In the film Precious Life, we meet Raida, Mohammed’s mother, who at the beginning of this journey had hoped that her son would become a martyr. It also follows Shlomi Eldar, the Israeli television journalist who led the campaign to raise the money needed for the transplant and directed the film, even as he expressed doubts about whether it was right to have gotten himself involved. More than anything, the film illustrates the personal contradictions that their occupations impose on the lives of all these individuals. A few weeks after the transplant, Dr Somech was mobilised as a reserve officer to serve in Operation Cast Lead (the military operation in Gaza in 2008). During his military service, he hoped that no harm would come to Mohammed’s family.
As the film ends, and Mohammed’s life is saved, a deeply human relationship emerges between the protagonists of the story, showing the possibility of overcoming political differences to concentrate on the most important issue: how do we want to live together?
I met with Raz Somech in Geneva last November at an event organised by the Swiss Association of the Friends of Doctor Korzcak, an NGO dedicated to children’s rights and created in memory of Janusz Korzcak, a teacher and doctor who headed an orphanage in Poland and who died in the Holocaust. This event gave me the opportunity to hear more about his experiences and about Precious Life.
How did you experience this story with Mohammed?
Raz Somech: We can read it simply as a story: a team in a hospital attempts to save a boy’s life and manages to do so. And in doing so, they succeed in changing a Palestinian family’s view of Jews, even if just a little. We can also see a reflection of the conflict in the transplant. In medical terms, the body receiving the transplant is engaged in a real battle with the transplanted organ. It’s a bloody battle that could result in the transplant being rejected. The medical team is committed to making sure that the recipient tolerates and accepts the transplanted organ, which will allow him to survive. The same holds true for Palestinians and Israelis. We can only survive together.
Are you still in touch with Mohammed and his family?
Yes. He comes to the hospital every three or four months for a check-up. I’ve seen his mother, Raida, evolve.
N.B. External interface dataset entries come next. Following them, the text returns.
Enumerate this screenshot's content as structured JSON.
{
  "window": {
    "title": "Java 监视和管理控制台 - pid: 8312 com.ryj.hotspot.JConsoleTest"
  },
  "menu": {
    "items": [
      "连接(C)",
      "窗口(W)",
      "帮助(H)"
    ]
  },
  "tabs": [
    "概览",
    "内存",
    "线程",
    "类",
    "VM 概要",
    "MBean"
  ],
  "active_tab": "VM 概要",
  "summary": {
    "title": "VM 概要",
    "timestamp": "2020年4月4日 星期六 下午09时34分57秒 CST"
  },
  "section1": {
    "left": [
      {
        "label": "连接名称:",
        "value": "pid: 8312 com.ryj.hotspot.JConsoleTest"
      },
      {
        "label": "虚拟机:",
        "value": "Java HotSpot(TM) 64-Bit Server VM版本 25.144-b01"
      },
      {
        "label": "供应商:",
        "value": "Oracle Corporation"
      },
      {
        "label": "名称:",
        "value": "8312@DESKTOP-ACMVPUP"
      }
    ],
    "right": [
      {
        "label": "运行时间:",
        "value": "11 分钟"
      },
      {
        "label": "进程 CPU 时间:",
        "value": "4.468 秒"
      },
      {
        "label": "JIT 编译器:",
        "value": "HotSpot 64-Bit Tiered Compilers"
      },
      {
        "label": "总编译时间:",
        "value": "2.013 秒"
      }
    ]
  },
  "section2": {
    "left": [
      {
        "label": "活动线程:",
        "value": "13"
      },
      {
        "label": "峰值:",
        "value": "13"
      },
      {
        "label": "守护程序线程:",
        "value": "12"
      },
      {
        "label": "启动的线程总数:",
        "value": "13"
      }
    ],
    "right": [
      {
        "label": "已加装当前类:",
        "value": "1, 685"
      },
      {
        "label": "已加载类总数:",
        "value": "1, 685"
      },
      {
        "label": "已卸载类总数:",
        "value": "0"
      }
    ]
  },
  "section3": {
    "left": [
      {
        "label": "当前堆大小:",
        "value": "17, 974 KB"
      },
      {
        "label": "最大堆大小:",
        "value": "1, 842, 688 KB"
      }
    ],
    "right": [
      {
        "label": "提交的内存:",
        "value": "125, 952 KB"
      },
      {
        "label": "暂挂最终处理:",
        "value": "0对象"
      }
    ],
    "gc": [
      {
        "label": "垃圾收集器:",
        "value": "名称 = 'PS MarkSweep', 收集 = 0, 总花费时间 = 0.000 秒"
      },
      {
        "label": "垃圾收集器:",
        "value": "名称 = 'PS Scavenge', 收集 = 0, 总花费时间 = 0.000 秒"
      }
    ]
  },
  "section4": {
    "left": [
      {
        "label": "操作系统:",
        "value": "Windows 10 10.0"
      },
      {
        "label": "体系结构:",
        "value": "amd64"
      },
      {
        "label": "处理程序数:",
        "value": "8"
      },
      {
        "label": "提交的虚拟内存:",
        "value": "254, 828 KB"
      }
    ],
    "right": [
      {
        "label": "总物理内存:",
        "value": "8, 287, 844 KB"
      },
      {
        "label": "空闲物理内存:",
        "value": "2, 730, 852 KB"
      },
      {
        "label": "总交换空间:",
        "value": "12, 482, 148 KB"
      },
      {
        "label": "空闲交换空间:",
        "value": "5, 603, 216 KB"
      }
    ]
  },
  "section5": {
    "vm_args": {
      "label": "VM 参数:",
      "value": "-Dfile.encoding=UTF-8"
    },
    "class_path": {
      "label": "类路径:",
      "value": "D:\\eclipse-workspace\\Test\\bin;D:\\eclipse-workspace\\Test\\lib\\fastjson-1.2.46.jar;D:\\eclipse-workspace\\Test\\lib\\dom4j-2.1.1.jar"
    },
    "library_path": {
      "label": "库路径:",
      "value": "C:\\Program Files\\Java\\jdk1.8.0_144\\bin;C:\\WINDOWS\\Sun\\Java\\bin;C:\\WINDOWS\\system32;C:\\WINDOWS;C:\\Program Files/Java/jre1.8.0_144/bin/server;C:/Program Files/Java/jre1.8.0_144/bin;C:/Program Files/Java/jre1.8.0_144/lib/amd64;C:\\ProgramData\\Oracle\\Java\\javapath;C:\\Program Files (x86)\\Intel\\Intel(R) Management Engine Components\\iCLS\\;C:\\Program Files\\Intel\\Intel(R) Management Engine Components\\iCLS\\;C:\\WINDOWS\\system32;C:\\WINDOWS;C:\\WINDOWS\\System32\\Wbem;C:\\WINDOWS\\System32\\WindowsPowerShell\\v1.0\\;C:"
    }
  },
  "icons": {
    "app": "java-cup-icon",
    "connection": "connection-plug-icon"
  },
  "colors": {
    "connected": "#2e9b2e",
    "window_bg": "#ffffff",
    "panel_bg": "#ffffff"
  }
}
She was ready for her son to sacrifice himself as a martyr one day. Now she wants him to live. She has seen that there is another face to Israel besides that of soldiers. It is difficult to kill when you know the “other”. We can’t change the political reality, but each one of us can have an impact on the world around us and that’s already good.
How do you manage to work with Gazans?
It’s complicated, and not just because of the checkpoints. Hamas doesn’t recognise Israel and, for Israeli authorities, Hamas is a terrorist organisation. So the Palestinian Authority must be the conduit for all the administrative aspects relating to the transfer of patients. That said, I have direct contact with Palestinian doctors in Gaza, which sometimes helps move things forward in certain situations.
Is Mohammed a rare case?
No, there are other Mohammeds who come from Gaza and the West Bank and are treated in Israeli hospitals. Today, 15 percent of my beds are occupied by Palestinian children. I would like there to be more of them. Palestinian families would see another Israel. But it’s complicated. When a family comes from Gaza, the Palestinian Minister of Health in Ramallah approves the transfer and releases the funds to cover the costs of care. When we can, and if we have the necessary money, we contribute towards the payment. That’s also the reason I came to Geneva and Europe [to raise funds for these programmes] – so that we can save other Mohammeds.
Emmanuelle Hazan is a journalist in Geneva and French editor of the Common Ground News Service.Filed under: Opinion